• Given data:
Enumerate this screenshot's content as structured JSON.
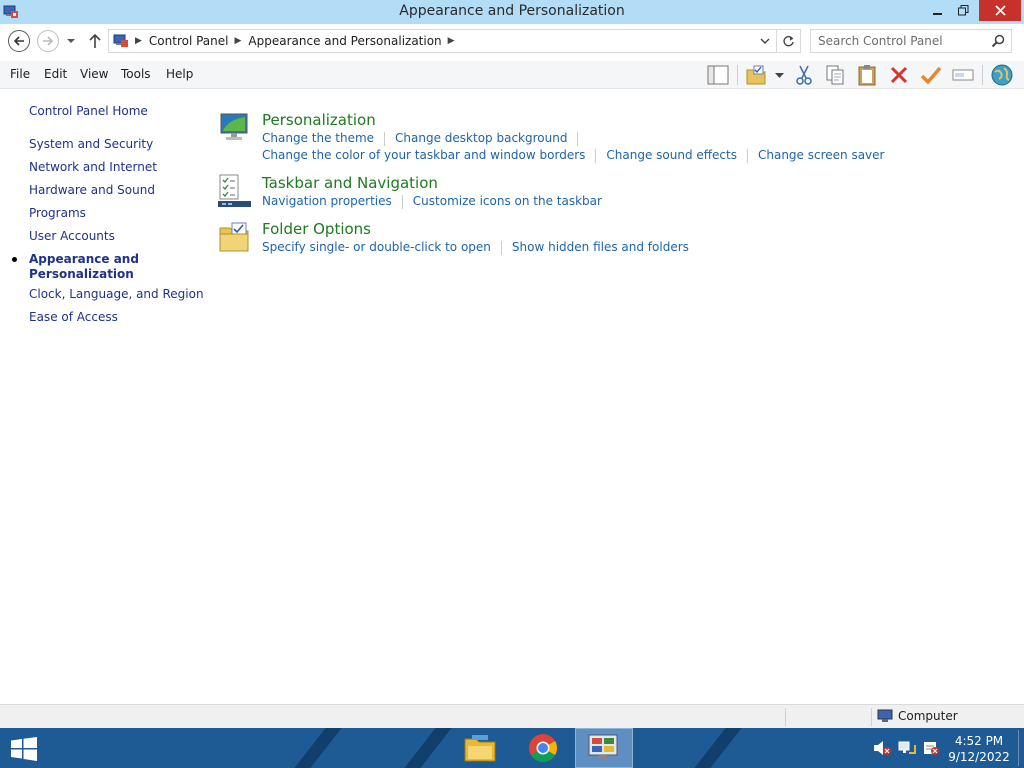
{
  "window": {
    "title": "Appearance and Personalization"
  },
  "address": {
    "crumbs": [
      "Control Panel",
      "Appearance and Personalization"
    ],
    "search_placeholder": "Search Control Panel"
  },
  "menu": [
    "File",
    "Edit",
    "View",
    "Tools",
    "Help"
  ],
  "sidebar": {
    "home": "Control Panel Home",
    "items": [
      "System and Security",
      "Network and Internet",
      "Hardware and Sound",
      "Programs",
      "User Accounts",
      "Appearance and Personalization",
      "Clock, Language, and Region",
      "Ease of Access"
    ],
    "current_index": 5
  },
  "categories": [
    {
      "title": "Personalization",
      "links_row1": [
        "Change the theme",
        "Change desktop background"
      ],
      "links_row2": [
        "Change the color of your taskbar and window borders",
        "Change sound effects",
        "Change screen saver"
      ]
    },
    {
      "title": "Taskbar and Navigation",
      "links_row1": [
        "Navigation properties",
        "Customize icons on the taskbar"
      ]
    },
    {
      "title": "Folder Options",
      "links_row1": [
        "Specify single- or double-click to open",
        "Show hidden files and folders"
      ]
    }
  ],
  "status": {
    "computer": "Computer"
  },
  "clock": {
    "time": "4:52 PM",
    "date": "9/12/2022"
  },
  "colors": {
    "title_bar": "#b3dcf7",
    "close": "#c7312c",
    "category_title": "#1e7b1e",
    "task_link": "#1e64a8",
    "side_link": "#1e3287",
    "taskbar": "#1e5a94"
  }
}
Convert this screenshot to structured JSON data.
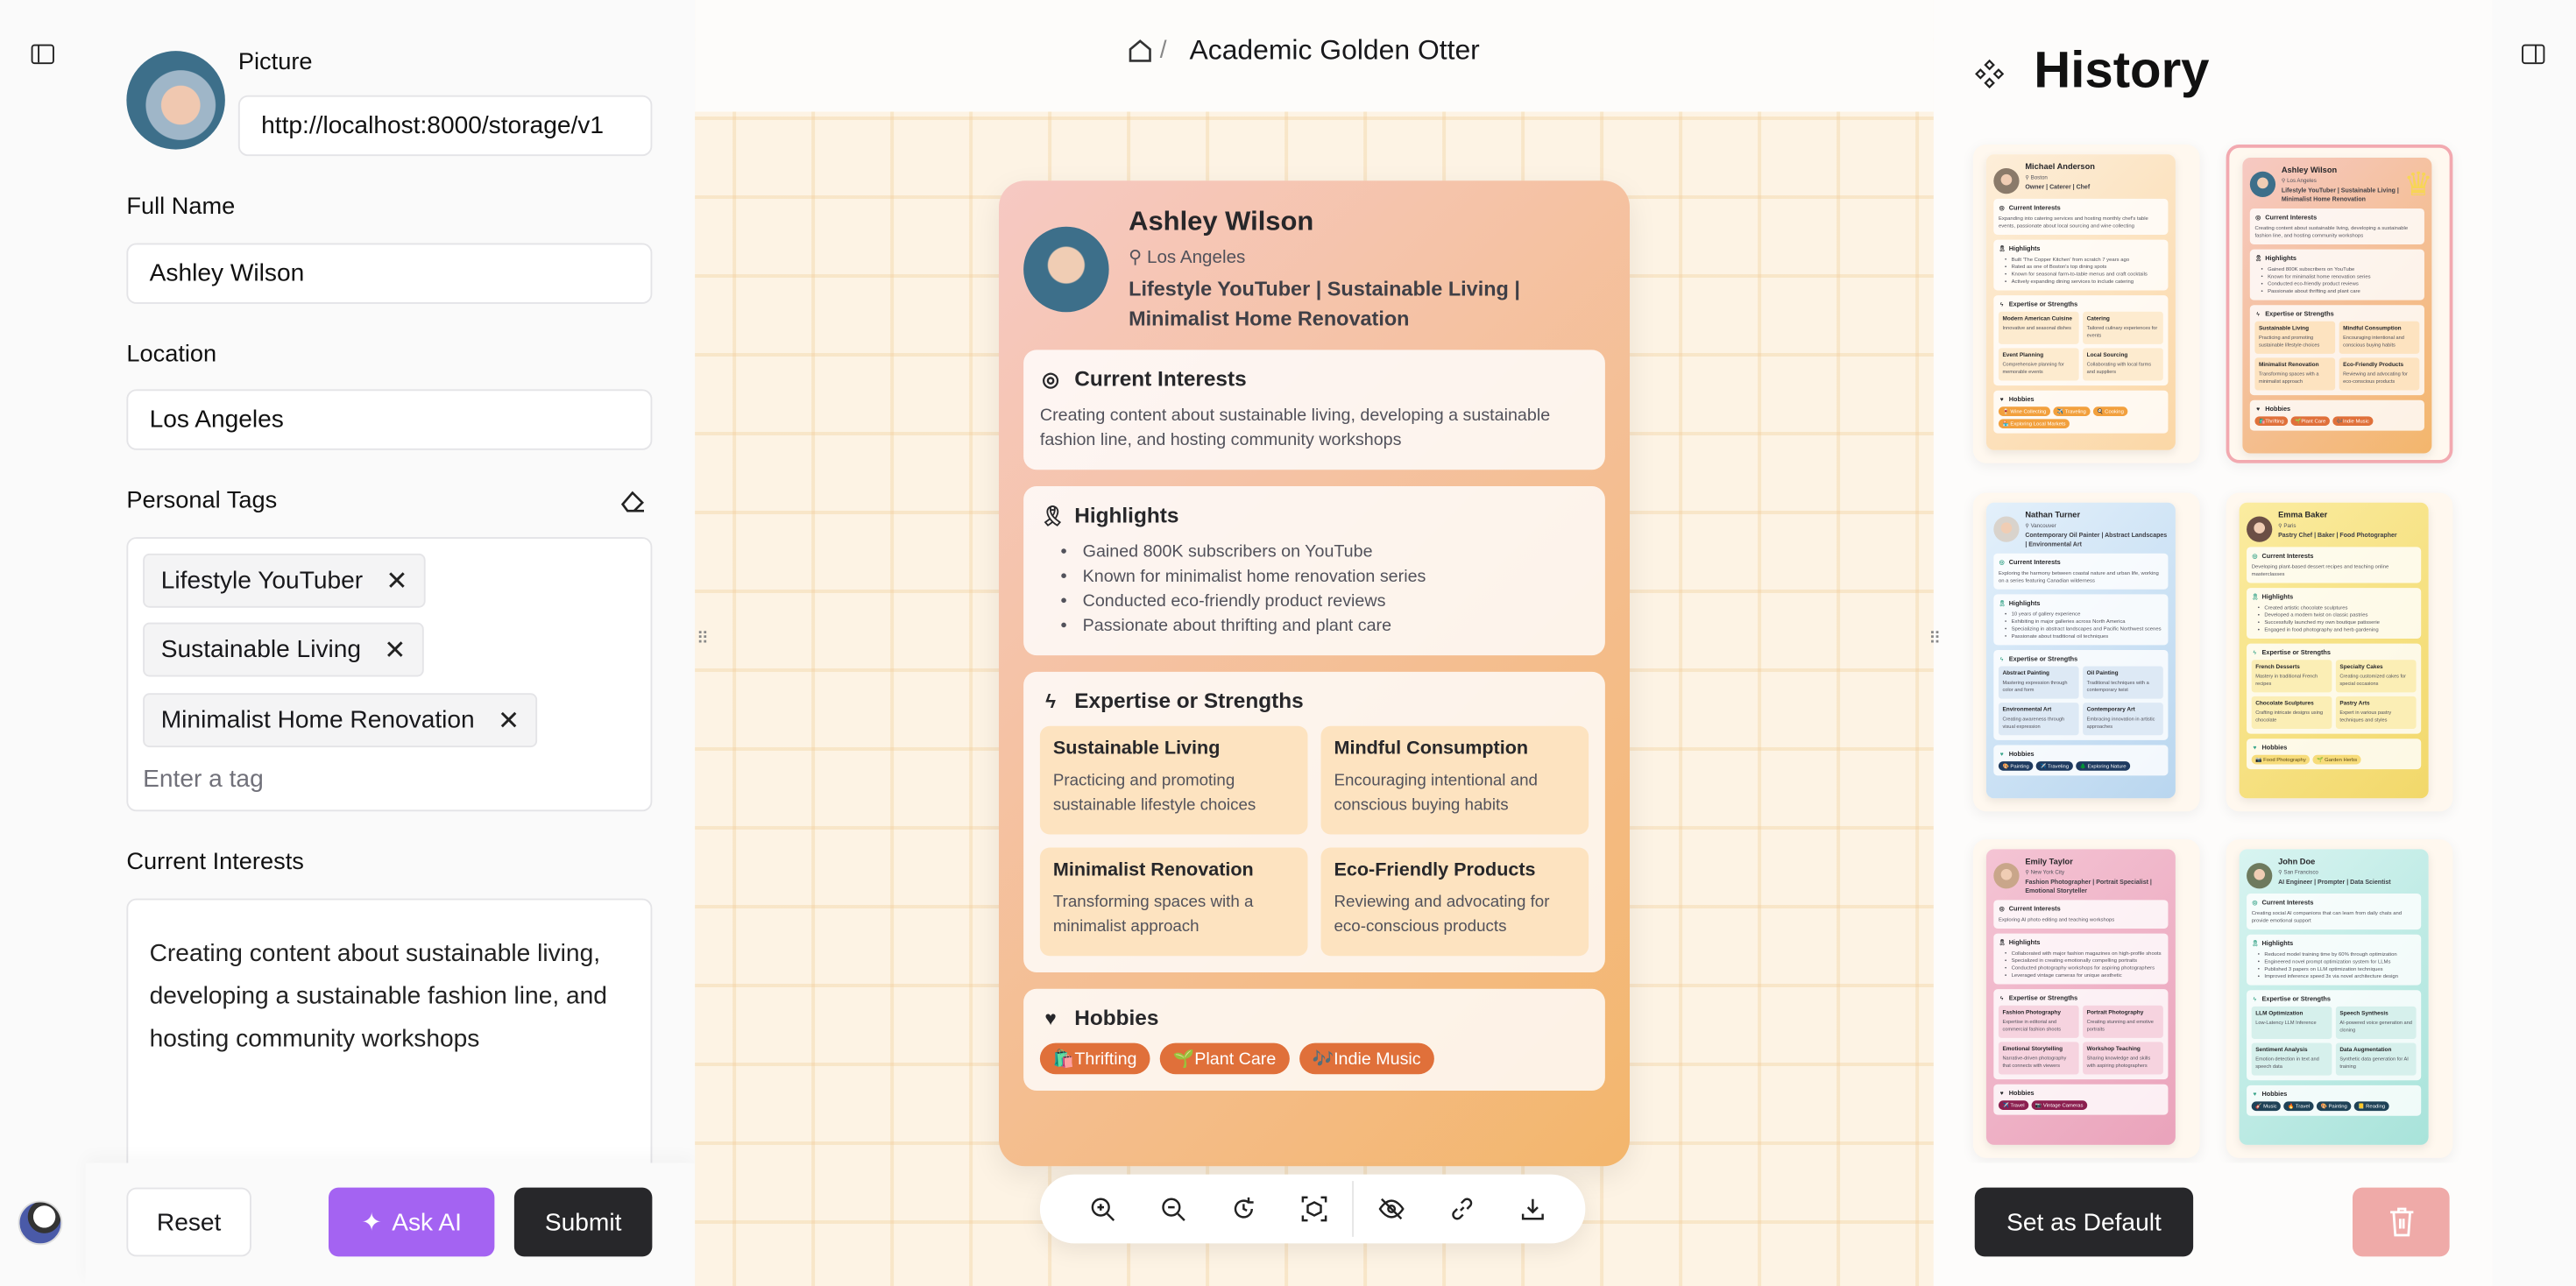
{
  "left_strip": {
    "panel_icon": "sidebar-toggle-icon",
    "user_avatar": "user-avatar"
  },
  "form": {
    "picture_label": "Picture",
    "picture_value": "http://localhost:8000/storage/v1",
    "full_name_label": "Full Name",
    "full_name_value": "Ashley Wilson",
    "location_label": "Location",
    "location_value": "Los Angeles",
    "tags_label": "Personal Tags",
    "tags": [
      "Lifestyle YouTuber",
      "Sustainable Living",
      "Minimalist Home Renovation"
    ],
    "tag_placeholder": "Enter a tag",
    "interests_label": "Current Interests",
    "interests_value": "Creating content about sustainable living, developing a sustainable fashion line, and hosting community workshops",
    "reset_label": "Reset",
    "ask_ai_label": "Ask AI",
    "submit_label": "Submit"
  },
  "header": {
    "breadcrumb_sep": "/",
    "title": "Academic Golden Otter"
  },
  "history": {
    "title": "History",
    "set_default_label": "Set as Default",
    "selected_index": 1
  },
  "colors": {
    "ask_ai": "#a463f2",
    "dark_button": "#27272a",
    "delete_button": "#efaaa8",
    "selected_border": "#f2a9b0",
    "crown": "#f8d94a"
  },
  "profiles": [
    {
      "name": "Michael Anderson",
      "location": "Boston",
      "titles": "Owner | Caterer | Chef",
      "interests": "Expanding into catering services and hosting monthly chef's table events, passionate about local sourcing and wine collecting",
      "highlights": [
        "Built 'The Copper Kitchen' from scratch 7 years ago",
        "Rated as one of Boston's top dining spots",
        "Known for seasonal farm-to-table menus and craft cocktails",
        "Actively expanding dining services to include catering"
      ],
      "expertise": [
        {
          "title": "Modern American Cuisine",
          "desc": "Innovative and seasonal dishes"
        },
        {
          "title": "Catering",
          "desc": "Tailored culinary experiences for events"
        },
        {
          "title": "Event Planning",
          "desc": "Comprehensive planning for memorable events"
        },
        {
          "title": "Local Sourcing",
          "desc": "Collaborating with local farms and suppliers"
        }
      ],
      "hobbies": [
        "🍷 Wine Collecting",
        "✈️ Traveling",
        "🍳 Cooking",
        "🏪 Exploring Local Markets"
      ],
      "theme": {
        "from": "#fdeed9",
        "to": "#fbd7a6",
        "chip": "#f2a03d",
        "chip_text": "#fff",
        "item": "#fdebcf",
        "icon": "#27272a",
        "avatar": "#8a7a6a"
      }
    },
    {
      "name": "Ashley Wilson",
      "location": "Los Angeles",
      "titles": "Lifestyle YouTuber | Sustainable Living | Minimalist Home Renovation",
      "interests": "Creating content about sustainable living, developing a sustainable fashion line, and hosting community workshops",
      "highlights": [
        "Gained 800K subscribers on YouTube",
        "Known for minimalist home renovation series",
        "Conducted eco-friendly product reviews",
        "Passionate about thrifting and plant care"
      ],
      "expertise": [
        {
          "title": "Sustainable Living",
          "desc": "Practicing and promoting sustainable lifestyle choices"
        },
        {
          "title": "Mindful Consumption",
          "desc": "Encouraging intentional and conscious buying habits"
        },
        {
          "title": "Minimalist Renovation",
          "desc": "Transforming spaces with a minimalist approach"
        },
        {
          "title": "Eco-Friendly Products",
          "desc": "Reviewing and advocating for eco-conscious products"
        }
      ],
      "hobbies": [
        "🛍️Thrifting",
        "🌱Plant Care",
        "🎶Indie Music"
      ],
      "theme": {
        "from": "#f6c9c3",
        "to": "#f3b66c",
        "chip": "#e0703a",
        "chip_text": "#fff",
        "item": "#fde3c0",
        "icon": "#27272a",
        "avatar": "#3d6f8a"
      }
    },
    {
      "name": "Nathan Turner",
      "location": "Vancouver",
      "titles": "Contemporary Oil Painter | Abstract Landscapes | Environmental Art",
      "interests": "Exploring the harmony between coastal nature and urban life, working on a series featuring Canadian wilderness",
      "highlights": [
        "10 years of gallery experience",
        "Exhibiting in major galleries across North America",
        "Specializing in abstract landscapes and Pacific Northwest scenes",
        "Passionate about traditional oil techniques"
      ],
      "expertise": [
        {
          "title": "Abstract Painting",
          "desc": "Mastering expression through color and form"
        },
        {
          "title": "Oil Painting",
          "desc": "Traditional techniques with a contemporary twist"
        },
        {
          "title": "Environmental Art",
          "desc": "Creating awareness through visual expression"
        },
        {
          "title": "Contemporary Art",
          "desc": "Embracing innovation in artistic approaches"
        }
      ],
      "hobbies": [
        "🎨 Painting",
        "✈️ Traveling",
        "🌲 Exploring Nature"
      ],
      "theme": {
        "from": "#e3f0fb",
        "to": "#b9d6ef",
        "chip": "#1e3a5f",
        "chip_text": "#fff",
        "item": "#dde9f5",
        "icon": "#3aa58a",
        "avatar": "#d9d3cc"
      }
    },
    {
      "name": "Emma Baker",
      "location": "Paris",
      "titles": "Pastry Chef | Baker | Food Photographer",
      "interests": "Developing plant-based dessert recipes and teaching online masterclasses",
      "highlights": [
        "Created artistic chocolate sculptures",
        "Developed a modern twist on classic pastries",
        "Successfully launched my own boutique patisserie",
        "Engaged in food photography and herb gardening"
      ],
      "expertise": [
        {
          "title": "French Desserts",
          "desc": "Mastery in traditional French recipes"
        },
        {
          "title": "Specialty Cakes",
          "desc": "Creating customized cakes for special occasions"
        },
        {
          "title": "Chocolate Sculptures",
          "desc": "Crafting intricate designs using chocolate"
        },
        {
          "title": "Pastry Arts",
          "desc": "Expert in various pastry techniques and styles"
        }
      ],
      "hobbies": [
        "📷 Food Photography",
        "🌱 Garden Herbs"
      ],
      "theme": {
        "from": "#fbeca0",
        "to": "#f2d86a",
        "chip": "#f7dc7a",
        "chip_text": "#5a4a1a",
        "item": "#fbeeb5",
        "icon": "#3aa58a",
        "avatar": "#6b4f45"
      }
    },
    {
      "name": "Emily Taylor",
      "location": "New York City",
      "titles": "Fashion Photographer | Portrait Specialist | Emotional Storyteller",
      "interests": "Exploring AI photo editing and teaching workshops",
      "highlights": [
        "Collaborated with major fashion magazines on high-profile shoots",
        "Specialized in creating emotionally compelling portraits",
        "Conducted photography workshops for aspiring photographers",
        "Leveraged vintage cameras for unique aesthetic"
      ],
      "expertise": [
        {
          "title": "Fashion Photography",
          "desc": "Expertise in editorial and commercial fashion shoots"
        },
        {
          "title": "Portrait Photography",
          "desc": "Creating stunning and emotive portraits"
        },
        {
          "title": "Emotional Storytelling",
          "desc": "Narrative-driven photography that connects with viewers"
        },
        {
          "title": "Workshop Teaching",
          "desc": "Sharing knowledge and skills with aspiring photographers"
        }
      ],
      "hobbies": [
        "✈️ Travel",
        "📷 Vintage Cameras"
      ],
      "theme": {
        "from": "#f4c4d4",
        "to": "#eaa3bb",
        "chip": "#8b1f4f",
        "chip_text": "#fff",
        "item": "#f6d3df",
        "icon": "#27272a",
        "avatar": "#c9a68a"
      }
    },
    {
      "name": "John Doe",
      "location": "San Francisco",
      "titles": "AI Engineer | Prompter | Data Scientist",
      "interests": "Creating social AI companions that can learn from daily chats and provide emotional support",
      "highlights": [
        "Reduced model training time by 60% through optimization",
        "Engineered novel prompt optimization system for LLMs",
        "Published 3 papers on LLM optimization techniques",
        "Improved inference speed 3x via novel architecture design"
      ],
      "expertise": [
        {
          "title": "LLM Optimization",
          "desc": "Low-Latency LLM Inference"
        },
        {
          "title": "Speech Synthesis",
          "desc": "AI-powered voice generation and cloning"
        },
        {
          "title": "Sentiment Analysis",
          "desc": "Emotion detection in text and speech data"
        },
        {
          "title": "Data Augmentation",
          "desc": "Synthetic data generation for AI training"
        }
      ],
      "hobbies": [
        "🎸 Music",
        "🔥 Travel",
        "🎨 Painting",
        "📒 Reading"
      ],
      "theme": {
        "from": "#d8f4f1",
        "to": "#a8e3da",
        "chip": "#1f4257",
        "chip_text": "#fff",
        "item": "#d6f0ec",
        "icon": "#3aa58a",
        "avatar": "#6e7a5e"
      }
    }
  ],
  "card_sections": {
    "interests": "Current Interests",
    "highlights": "Highlights",
    "expertise": "Expertise or Strengths",
    "hobbies": "Hobbies"
  },
  "toolbar": [
    "zoom-in-icon",
    "zoom-out-icon",
    "rotate-icon",
    "fit-view-icon",
    "hide-icon",
    "link-icon",
    "download-icon"
  ]
}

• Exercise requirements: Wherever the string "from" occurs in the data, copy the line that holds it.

• Problem solution:
        "Built 'The Copper Kitchen' from scratch 7 years ago",
        "from": "#fdeed9",
        "from": "#f6c9c3",
        "from": "#e3f0fb",
        "from": "#fbeca0",
        "from": "#f4c4d4",
      "interests": "Creating social AI companions that can learn from daily chats and provide emotional support",
        "from": "#d8f4f1",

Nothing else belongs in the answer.